Every aspect of this technique appeals to me.  I love the ritual of it all - the candle, intentionally carving out the space and the focus.  Often times when I write I lose focus so much that I might as well have not written a thing.  At first I hated the idea of loose and unlined white paper (as a leftie, I don't usually write in a straight line) but it's actually been great and feels strangely freeing.

I also find that having that one technique of the Proprioceptive Question is like turning on all the lights and unlocking all the doors in my brain.  My first few Writes coincided with some turbulent days and they were like free therapy where I went down some avenues of my mind I hadn't gone down in a very long time.

As I said above, I'm a lifelong, daily journal-writer.  It's really important to me and to my sanity (it's probably how I've been able to get away without going to therapy at this point in my life - not that it's going to be a substitute for it forever...) but it's also something that I truly love.  As evidenced by the obscene length of this blog post - I love to write and it's something I've always loved and been good at.

If you do not consider yourself a writer, or if you hated it in school the way I hated math, or you're just new to the idea of journaling, I think this is the perfect technique to get your feet wet.  You aren't writing for a grade or for anyone else's eyes.  Hell, you don't even need to ever read it again unless you really want to.  You could burn each and every Write you do for all anyone needs to know.  But the act of writing, the act of asking and answering that question, is an active step toward knowing yourself better.

The only thing we can really control and count on in life is ourselves.  We can't control what happens in our lives or our country or even in our bodies.  But the better we know ourselves and take care of ourselves, the better prepared we are to face whatever the world has in store for us.

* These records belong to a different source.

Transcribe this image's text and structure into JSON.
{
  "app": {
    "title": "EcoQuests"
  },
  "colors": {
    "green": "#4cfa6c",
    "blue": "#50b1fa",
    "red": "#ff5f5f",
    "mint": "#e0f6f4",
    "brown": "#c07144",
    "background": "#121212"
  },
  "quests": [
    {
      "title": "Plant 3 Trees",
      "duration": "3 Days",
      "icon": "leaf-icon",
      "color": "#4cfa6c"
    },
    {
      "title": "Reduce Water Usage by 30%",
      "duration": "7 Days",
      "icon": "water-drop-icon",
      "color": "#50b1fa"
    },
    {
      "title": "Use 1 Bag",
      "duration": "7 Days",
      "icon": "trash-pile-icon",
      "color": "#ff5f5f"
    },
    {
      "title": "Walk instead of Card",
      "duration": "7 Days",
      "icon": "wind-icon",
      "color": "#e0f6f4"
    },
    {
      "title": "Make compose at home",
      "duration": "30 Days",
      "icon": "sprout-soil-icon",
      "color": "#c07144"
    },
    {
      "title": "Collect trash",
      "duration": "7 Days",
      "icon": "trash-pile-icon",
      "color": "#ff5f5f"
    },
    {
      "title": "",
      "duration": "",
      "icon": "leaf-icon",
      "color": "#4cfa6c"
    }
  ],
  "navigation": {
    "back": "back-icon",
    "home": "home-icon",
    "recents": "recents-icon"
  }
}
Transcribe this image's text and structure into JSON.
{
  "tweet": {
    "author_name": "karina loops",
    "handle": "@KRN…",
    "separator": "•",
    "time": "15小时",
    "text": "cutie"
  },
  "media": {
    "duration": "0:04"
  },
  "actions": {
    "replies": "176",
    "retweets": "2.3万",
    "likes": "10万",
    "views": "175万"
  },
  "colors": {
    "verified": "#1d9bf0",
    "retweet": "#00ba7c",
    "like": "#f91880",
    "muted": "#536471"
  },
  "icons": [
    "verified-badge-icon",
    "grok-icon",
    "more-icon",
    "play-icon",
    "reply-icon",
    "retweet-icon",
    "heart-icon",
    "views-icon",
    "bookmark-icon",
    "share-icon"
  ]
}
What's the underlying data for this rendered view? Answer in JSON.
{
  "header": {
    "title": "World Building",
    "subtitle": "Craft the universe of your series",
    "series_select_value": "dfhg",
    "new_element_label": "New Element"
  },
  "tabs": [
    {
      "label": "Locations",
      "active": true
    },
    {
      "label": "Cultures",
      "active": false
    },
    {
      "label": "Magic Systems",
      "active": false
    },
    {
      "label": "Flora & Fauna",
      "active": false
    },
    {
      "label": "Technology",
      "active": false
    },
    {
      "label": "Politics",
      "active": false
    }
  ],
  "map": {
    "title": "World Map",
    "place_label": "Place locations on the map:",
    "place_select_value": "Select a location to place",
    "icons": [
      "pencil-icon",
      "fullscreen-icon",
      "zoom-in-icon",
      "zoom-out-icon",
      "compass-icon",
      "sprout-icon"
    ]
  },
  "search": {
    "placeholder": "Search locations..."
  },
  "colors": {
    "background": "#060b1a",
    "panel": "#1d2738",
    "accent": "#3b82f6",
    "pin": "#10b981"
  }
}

Grieving to Believing

I took a bit of a blog hiatus recently - we've had a lovely few weekends with Marc's family and with my mom coming to visit, and I&#...